The Mystery Of Marie Roget Quotes

Quotes tagged as "the-mystery-of-marie-roget" Showing 1-1 of 1
Edgar Allan Poe
“I would here observe that very much of what is rejected as evidence by a court, is the best of evidence to the intellect. For the court, guiding itself by the general principles of evidence- the recognized and booked principles- is averse from swerving at particular instances. And this steadfast adherence to principle, with rigorous disregard of the conflicting exception, is a sure mode of attaining the maximum of attainable truth, in any long sequence of time. The practice, in mass, is therefore philosophical; but it is not the less certain that it engenders vast individual error ("A theory based on the qualities of an object, will prevent its being unfolded according to its objects; and he who arranges topics in reference to their causes, will cease to value them according to their results. Thus the jurisprudence of every nation will show that, when law becomes a science and a system, it ceases to be justice. The errors into which a blind devotion to principles of classification has led the common law, will be seen by observing how often the legislature has been obliged to come forward to restore the equity its scheme had lost."- Landor.)”
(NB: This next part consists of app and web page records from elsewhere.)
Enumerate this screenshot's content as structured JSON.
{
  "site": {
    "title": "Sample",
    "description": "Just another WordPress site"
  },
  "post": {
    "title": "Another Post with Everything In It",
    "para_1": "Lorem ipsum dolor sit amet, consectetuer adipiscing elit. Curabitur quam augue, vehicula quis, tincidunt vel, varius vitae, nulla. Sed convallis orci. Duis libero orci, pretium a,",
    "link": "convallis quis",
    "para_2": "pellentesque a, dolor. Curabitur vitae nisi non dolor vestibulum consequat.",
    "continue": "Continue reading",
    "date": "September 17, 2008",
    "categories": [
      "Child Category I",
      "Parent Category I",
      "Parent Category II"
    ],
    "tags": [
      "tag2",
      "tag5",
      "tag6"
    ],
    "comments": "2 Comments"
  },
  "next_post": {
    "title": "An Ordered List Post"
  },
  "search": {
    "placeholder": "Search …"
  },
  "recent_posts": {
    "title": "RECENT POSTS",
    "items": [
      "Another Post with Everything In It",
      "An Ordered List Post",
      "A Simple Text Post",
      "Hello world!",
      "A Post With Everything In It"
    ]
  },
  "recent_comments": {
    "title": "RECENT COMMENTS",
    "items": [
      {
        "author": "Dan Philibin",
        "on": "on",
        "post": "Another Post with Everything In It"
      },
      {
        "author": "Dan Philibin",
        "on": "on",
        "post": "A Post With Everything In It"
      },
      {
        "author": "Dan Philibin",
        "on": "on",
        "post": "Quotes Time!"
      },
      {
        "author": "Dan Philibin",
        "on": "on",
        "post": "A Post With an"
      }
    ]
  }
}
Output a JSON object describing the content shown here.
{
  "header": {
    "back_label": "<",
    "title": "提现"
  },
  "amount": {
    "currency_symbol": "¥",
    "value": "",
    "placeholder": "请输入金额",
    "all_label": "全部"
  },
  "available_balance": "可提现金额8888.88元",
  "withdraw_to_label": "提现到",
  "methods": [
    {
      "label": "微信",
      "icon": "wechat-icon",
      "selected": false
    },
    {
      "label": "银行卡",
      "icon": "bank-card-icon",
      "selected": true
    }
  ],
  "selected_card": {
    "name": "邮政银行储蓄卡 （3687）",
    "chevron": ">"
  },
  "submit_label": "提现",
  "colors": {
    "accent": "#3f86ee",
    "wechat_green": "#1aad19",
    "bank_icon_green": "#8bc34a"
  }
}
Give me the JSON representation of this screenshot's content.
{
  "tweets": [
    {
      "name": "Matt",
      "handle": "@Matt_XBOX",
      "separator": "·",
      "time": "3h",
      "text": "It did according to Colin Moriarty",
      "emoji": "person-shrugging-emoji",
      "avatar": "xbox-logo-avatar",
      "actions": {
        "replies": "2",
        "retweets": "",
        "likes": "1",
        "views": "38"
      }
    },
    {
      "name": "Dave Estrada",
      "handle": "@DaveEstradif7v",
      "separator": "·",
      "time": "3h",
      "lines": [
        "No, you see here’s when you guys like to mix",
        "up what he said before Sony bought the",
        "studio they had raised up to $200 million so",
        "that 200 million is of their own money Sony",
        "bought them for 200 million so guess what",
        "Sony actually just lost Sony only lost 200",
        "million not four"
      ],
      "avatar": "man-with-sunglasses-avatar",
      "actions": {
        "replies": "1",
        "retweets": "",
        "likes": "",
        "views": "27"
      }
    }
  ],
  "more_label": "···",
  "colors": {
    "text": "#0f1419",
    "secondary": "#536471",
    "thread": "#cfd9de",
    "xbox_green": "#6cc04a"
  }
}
Edgar Allan Poe, The Mystery of Marie Rogêt - a C. Auguste Dupin Short Story